If someone were to tell you that they could go into a very difficult country to rescue slaves and they could try to rescue a person, and it would cost this amount, you would think, that’s amazing.   It’s really not that expensive for the sake of those people caught in slavery.  We believe that is the case spiritually in Rome.  Italy is home to the leading centers of Satanism in the world, Turin.  Rome too is a place where you can feel the spiritual oppression.  That’s where we are being asked to go to share the light.

It is possible that we are on the forefront of a spiritual revolution in Italy.  We believe it is worth a great investment of time and treasure and we invite you to partner with us to reach Italians. Would you prayerfully consider investing in this outreach to Italian students by praying and giving financially?

Any amount the Lord would lead you to give toward this need would be appreciated. It’s also important as well, that you would join us in praying for this need to be met. Click HERE to visit our giving website. As always, we are so grateful for your encouragement, prayers, and faithful support of our ministry to college students!

This 2 minute video helps explain more about the spiritual darkness in Italy. Use the password: staffagape

Year 2 With #TwoPigtailsandaCowlick

Dearest Little Ones,

I know it’s a bit hazy to you now, but two years ago, Daddy and I stood before a judge, raised our right hands and promised to love and keep you forever. We said “yes” without a doubt in our minds. You were ours from the first time we met.leavingcola 017

It still blows my mind to think that God so perfectly picked the two of you and the two of us to be together as a family. D, you with your brilliant mind and your tender heart. EG, you with your charming ways and vibrant love of life. God’s gift of you was more than we could have asked or imagined.

It feels like 5 minutes ago that we met you for the first time, yet it seems like you’ve always been a part of us. It’s taken time to get to know your hearts and your hurts and it’s taken time for you to learn to trust our love.
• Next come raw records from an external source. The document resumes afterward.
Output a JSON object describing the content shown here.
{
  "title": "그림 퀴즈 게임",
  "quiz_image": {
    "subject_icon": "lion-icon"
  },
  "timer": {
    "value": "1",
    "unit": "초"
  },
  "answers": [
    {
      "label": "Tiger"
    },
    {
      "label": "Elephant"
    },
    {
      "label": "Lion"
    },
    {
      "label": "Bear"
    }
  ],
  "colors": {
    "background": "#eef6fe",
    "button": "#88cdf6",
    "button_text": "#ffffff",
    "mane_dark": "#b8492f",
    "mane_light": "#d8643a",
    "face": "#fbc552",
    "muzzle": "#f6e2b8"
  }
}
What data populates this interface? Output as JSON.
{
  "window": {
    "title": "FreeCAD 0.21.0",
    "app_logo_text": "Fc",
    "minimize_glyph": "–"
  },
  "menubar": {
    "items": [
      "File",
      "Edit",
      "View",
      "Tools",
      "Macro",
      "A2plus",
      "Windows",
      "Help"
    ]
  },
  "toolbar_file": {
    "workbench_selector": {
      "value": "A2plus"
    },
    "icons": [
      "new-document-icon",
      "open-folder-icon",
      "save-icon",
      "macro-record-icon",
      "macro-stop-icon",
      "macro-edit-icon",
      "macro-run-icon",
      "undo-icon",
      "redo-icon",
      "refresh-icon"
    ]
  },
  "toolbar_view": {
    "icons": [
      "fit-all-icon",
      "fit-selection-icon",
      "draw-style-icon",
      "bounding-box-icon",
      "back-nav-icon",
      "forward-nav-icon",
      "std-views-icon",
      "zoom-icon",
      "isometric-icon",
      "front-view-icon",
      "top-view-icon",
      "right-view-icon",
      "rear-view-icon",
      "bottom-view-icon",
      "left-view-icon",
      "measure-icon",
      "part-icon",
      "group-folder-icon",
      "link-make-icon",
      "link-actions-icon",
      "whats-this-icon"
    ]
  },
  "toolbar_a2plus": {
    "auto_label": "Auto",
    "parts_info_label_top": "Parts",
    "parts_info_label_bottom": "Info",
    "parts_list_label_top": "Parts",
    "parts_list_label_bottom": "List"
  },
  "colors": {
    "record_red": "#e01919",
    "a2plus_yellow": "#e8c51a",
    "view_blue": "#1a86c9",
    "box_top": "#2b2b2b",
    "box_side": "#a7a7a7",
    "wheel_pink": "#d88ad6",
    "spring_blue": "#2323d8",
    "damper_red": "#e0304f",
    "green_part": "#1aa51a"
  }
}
I can’t wait to see all the progress and growth and bonds that continue to form as we continue this ordained adventure together.

Thank you for the grace you so freely give, the laughter you infectiously create and for finally starting to sleep through the night.

All My Love & His,


P.S. Your Aunt Heather made you this fabulous video :)

Year 1 Video

Hurdle, Party of 4 Video